Ensminger – Both bands, and please don’t neglect ever-present titans The Hates, represent the intelligence and continuum of content that really underscores punk. Their lyrics transcend time, place, and person. People like John Reen Davis and Trish Herrera are provocative poets linked to deeper conduits in history. I just saw Christian yesterday on his moped, with a T-shirt emblazoned with the word England (on July 4th!), mohawk stiff and ablaze in color, and I thought, this guy is a bedrock. Newer bands often lack that kind of longterm vitality and commitment. They are “here today, gone tomorrow.” The older ones push through the years, more dignified than ever.
FPH – How do you feel about how punk has been absorbed into the mainstream? Do you feel that Punk Rock has been narrowed in its focus now from what it once was?
Ensminger – I think punk has become an unstable term that borders on meaninglessness at times. It has become overly scattershot, fractured, and self-obsessed with narrower definitions of style. I can’t even keep up with the new terminology, from d-beat, discrust, and discore to all the other myriad newer variations. In the late 1970s, bands were lumped into punk, and no one really cared to categorize The Mutants, Weirdos, and X into subdivisions, which have become a folklore topic of their own (terminology, slang, and nomenclature). I prefer the big umbrella version of punk. In terms of punk being incorporated by international media conglomerates, that has always been true, since the Clash and Sex Pistols. Green Day are simply a corporate punk model, as was Bad Religion for awhile, and that doesn’t mean the meaning of the music lacks potency.
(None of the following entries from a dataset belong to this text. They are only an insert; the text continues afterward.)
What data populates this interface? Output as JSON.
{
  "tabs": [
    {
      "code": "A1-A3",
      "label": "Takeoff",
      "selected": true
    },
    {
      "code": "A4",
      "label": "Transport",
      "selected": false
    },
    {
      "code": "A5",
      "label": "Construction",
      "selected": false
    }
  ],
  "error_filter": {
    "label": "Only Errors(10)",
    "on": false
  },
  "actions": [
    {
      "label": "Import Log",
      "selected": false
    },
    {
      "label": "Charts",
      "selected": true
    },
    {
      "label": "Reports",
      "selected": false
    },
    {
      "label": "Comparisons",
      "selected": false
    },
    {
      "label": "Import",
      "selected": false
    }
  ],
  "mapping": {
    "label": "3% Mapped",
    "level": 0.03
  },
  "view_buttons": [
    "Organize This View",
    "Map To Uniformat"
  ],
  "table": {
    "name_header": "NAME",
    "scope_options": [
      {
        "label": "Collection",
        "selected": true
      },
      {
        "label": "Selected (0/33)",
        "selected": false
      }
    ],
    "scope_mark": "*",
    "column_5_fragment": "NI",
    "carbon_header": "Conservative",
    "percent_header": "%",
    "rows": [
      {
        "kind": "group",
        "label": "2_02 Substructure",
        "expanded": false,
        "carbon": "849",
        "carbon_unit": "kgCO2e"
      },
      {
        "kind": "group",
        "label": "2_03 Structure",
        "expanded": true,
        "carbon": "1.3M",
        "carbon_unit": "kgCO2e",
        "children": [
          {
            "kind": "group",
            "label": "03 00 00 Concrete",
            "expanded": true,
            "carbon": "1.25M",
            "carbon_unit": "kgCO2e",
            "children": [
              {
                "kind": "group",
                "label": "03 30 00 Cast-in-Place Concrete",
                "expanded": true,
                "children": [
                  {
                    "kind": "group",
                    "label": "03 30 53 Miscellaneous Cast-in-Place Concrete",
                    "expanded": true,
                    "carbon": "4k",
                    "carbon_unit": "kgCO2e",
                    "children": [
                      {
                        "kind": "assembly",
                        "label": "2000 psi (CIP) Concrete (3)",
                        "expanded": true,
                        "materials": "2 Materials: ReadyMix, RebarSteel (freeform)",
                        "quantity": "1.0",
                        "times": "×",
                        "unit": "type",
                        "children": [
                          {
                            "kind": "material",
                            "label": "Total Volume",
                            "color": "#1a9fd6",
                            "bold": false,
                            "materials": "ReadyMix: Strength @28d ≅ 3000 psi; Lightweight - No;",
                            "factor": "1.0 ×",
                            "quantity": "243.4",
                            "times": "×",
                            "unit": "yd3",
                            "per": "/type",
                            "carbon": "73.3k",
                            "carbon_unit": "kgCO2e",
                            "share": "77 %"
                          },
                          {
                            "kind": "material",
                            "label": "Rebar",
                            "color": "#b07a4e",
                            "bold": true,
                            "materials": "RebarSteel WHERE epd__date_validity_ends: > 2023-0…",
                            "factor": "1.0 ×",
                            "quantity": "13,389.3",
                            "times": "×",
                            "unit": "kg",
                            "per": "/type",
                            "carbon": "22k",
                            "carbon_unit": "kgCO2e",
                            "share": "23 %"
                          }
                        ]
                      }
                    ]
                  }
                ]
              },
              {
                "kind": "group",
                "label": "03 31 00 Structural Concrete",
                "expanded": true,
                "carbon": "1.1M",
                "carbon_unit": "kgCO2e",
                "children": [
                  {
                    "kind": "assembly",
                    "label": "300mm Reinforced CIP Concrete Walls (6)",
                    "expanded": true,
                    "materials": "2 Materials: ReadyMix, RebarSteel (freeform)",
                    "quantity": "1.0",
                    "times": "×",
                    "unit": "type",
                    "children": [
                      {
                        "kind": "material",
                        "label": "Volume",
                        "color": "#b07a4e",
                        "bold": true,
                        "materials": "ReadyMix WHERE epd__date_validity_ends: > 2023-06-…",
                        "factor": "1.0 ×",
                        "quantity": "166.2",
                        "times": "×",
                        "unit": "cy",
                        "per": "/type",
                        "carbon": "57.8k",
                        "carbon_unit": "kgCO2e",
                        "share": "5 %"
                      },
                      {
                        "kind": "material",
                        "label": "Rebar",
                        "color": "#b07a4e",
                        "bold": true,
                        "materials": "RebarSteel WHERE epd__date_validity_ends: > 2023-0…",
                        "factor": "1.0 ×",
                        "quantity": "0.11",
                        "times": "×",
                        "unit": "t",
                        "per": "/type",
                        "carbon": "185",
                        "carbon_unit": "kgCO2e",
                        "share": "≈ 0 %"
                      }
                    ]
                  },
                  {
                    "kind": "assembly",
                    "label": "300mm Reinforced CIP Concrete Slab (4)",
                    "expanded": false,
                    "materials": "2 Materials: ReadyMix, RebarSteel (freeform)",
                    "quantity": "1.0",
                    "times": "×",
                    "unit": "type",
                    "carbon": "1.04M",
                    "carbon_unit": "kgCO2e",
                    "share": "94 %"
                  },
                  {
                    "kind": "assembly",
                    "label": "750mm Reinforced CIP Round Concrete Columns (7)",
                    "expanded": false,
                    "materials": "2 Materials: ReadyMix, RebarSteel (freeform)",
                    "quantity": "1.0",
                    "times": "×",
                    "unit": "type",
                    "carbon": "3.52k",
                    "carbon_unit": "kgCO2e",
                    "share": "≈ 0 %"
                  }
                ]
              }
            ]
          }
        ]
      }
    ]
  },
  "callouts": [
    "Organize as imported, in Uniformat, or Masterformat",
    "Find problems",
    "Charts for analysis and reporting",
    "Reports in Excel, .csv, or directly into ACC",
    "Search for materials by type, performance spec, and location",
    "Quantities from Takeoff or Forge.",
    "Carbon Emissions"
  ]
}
True, the product is mediated on a whole other level, but a market is a market, whether or not its Facebook, Wal-Mart, or the ma and pa store. What concerns many older punks is the wholesale commodification of youth, the buying and selling of youth culture, as alternative spaces are squeezed during economic down times. Houston has anarchist book stores, Super Happy Funland, and indie record stores like Sound Exchange and Sig’s Lagoon. Many Americans lack those options, and on-line access is not the same. Physical space is important: would you buy your hot cup of coffee on-line?
FPH – OK here is a question that might show your (our age). Remember the Quincy Punk Rock episode? (with tongue-in-cheek) On a scale of 1 – 10, how awesome was that? But on a more serious note, do you miss punk rock being so completely misunderstood by mainstream society and do you think punk lost a lot by no longer being so misunderstood and outcast?
Ensminger – Well, not very awesome since it portrays punks as demented and destructive psychopaths, just like 21 Jump Street did too. I think punks are still misunderstood and miscast in this age in which ‘difference’ means having different APPs, not different ideas. Facebook updates are deemed more crucial than critical thinking. Punk rock still has much work to accomplish. I was telling Dianna of the Mydolls that punk rock failed in many aspects: it did not build an alternative society, though certainly many of us raised on punk rock feel that our ideology, food habits, and lifestyles have been indelibly shaped by punk lore and experience. I feel Europe succeeded on a different level than America, due to the network of squats and alternative spaces. I proposed to my wife from one in Milan, Italy when touring with punk posters, made possible by the band Retisonic and the French label Modern City in 2004. Some places do thrive, and bands like MDC have not abandoned any of their thrust, but when I see punks like Biscuit of the Big Boys die alone, broke, and without proper medical treatment, I know the community could have shaped a different outcome, possibly.
FPH – Lastly complete this sentence; “Punk rock still lives because…”
Ensminger – …a counter-balance to hegemony, mainstream culture, and corporate values will always thrive. Punk rock is the people’s music and cuts across races, economics, and regions.
Join David as he celebrates the publication of his book with three events:
Friday July 8 @ Rudyards Pub Featuring: The Kimonos, Biscuit Bombs, Jealous Creatures, Zipperneck